The cameras, called SoundVue Noise Camera Systems, are made by United Kingdom-based Intelligent Instruments, Kaiser said. The company has installed noise cameras in London, New York City and Knoxville, Tennessee.
Chicago’s pilot would most likely involve a sound camera at one location, just as other cities have done in their pilots, Kaiser said.
The sound cameras work like speed cameras, except they’re equipped with a microphone that distinguishes between muffler and other noises, Kaiser said.
A technician would review the data and determine whether a ticket should be issued, according to the proposal.
Kaiser said his neighborhood association has asked police to enforce the existing noise laws to no avail. Using sound cameras was a second option to address the nuisance of illegal mufflers, he said.
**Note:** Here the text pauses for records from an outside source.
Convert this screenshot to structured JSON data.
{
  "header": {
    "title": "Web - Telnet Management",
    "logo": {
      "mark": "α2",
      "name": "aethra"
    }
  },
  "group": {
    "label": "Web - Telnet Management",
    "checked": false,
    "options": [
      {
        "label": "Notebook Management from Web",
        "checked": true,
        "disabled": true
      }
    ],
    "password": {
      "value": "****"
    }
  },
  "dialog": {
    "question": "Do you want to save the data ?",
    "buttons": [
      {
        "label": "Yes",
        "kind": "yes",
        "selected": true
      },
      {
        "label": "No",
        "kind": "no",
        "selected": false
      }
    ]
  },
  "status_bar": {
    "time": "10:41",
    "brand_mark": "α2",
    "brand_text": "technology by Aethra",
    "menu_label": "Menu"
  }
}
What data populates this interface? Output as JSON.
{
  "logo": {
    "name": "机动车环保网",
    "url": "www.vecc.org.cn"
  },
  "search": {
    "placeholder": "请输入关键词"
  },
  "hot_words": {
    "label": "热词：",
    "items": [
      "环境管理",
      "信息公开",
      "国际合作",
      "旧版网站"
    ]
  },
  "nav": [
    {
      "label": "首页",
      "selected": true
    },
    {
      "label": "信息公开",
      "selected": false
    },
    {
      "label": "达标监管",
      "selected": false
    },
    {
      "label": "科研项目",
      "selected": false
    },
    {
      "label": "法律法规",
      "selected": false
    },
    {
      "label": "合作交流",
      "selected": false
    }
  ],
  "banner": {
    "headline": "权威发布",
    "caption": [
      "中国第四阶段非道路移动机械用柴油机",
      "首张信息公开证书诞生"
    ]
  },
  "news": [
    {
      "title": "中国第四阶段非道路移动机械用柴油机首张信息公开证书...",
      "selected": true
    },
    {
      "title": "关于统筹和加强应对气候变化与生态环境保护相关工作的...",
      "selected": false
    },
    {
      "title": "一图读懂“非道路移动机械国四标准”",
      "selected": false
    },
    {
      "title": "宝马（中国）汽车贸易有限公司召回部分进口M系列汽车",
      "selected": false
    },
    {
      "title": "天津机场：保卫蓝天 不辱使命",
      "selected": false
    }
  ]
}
The decibel threshold for violations is not specified in Chicago’s proposed ordinance. The limit will be set by the city transportation commissioner and the traffic compliance administrator, in consultation with the Office of Emergency Management and Communications and the police department, the ordinance states.
The proposal does not specify a fine but says violators are subject to the city’s current noise ordinances. The city’s current fine for loud modified exhaust systems is a $750.
In New York City, first-time violators face an $800 fine and a penalty of $2,625 if they ignore a third-offense hearing, according to the Associated Press. Sound cameras installed on the Upper West Side are triggered when sounds reach 85 decibels from sources at least 50 feet away.
The proposed Chicago ordinance, called the “Vehicle Noise Reduction Pilot Program,” would expire Jan. 1, 2028.
Three of its sponsors — downtown Aldpersons Brendan Reilly (42nd), Brian Hopkins (2nd) and Bill Conway (34th) — did not immediately reply to requests for comment.
The ordinance is still in the Public Safety Committee, which is scheduled to meet Nov. 14.